> Your task: How many lines of the data include the string "title"? State that number alone.

> Task data:
+===+
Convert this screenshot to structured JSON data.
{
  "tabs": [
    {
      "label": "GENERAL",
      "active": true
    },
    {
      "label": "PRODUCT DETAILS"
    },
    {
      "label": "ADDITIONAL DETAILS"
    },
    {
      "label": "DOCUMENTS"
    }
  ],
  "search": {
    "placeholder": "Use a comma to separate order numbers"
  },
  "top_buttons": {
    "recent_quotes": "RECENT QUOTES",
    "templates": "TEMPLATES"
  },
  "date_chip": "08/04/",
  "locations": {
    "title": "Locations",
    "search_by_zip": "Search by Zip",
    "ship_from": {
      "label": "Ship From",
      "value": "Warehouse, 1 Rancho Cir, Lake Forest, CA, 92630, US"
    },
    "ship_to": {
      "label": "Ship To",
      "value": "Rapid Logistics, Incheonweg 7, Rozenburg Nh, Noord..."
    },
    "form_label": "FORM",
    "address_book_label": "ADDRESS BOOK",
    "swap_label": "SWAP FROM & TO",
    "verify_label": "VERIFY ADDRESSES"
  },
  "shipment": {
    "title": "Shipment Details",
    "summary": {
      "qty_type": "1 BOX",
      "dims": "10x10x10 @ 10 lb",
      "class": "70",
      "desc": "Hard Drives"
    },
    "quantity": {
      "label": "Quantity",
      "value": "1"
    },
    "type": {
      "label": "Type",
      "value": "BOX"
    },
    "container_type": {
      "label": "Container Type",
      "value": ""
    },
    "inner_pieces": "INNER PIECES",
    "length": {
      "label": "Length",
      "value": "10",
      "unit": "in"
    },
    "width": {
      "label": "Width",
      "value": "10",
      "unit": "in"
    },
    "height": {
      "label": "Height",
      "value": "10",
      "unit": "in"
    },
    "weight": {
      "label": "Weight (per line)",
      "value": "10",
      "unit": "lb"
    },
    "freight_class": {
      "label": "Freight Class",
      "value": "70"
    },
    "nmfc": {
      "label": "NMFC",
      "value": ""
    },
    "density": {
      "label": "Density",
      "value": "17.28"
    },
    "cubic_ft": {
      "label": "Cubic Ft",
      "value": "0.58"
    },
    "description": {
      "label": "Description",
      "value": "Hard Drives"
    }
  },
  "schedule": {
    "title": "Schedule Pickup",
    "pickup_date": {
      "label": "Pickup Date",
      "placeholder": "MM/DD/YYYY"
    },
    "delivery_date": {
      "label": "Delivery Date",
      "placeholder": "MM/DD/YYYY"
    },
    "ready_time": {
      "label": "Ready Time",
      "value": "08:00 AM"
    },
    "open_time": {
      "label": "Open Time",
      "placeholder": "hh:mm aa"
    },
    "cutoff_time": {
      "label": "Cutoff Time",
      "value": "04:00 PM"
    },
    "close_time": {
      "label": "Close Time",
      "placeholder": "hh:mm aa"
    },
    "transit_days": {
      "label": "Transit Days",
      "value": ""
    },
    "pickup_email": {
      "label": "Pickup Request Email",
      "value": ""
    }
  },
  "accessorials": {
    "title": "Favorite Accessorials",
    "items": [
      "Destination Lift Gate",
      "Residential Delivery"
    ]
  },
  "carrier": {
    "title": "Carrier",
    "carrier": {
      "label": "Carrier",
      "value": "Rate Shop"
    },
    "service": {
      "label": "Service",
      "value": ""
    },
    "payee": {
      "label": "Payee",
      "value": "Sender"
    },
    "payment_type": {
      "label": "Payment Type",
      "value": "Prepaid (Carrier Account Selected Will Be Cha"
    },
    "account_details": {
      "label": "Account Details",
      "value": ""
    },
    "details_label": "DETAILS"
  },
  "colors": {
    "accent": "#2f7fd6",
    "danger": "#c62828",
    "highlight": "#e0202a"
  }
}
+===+
> Task output: 5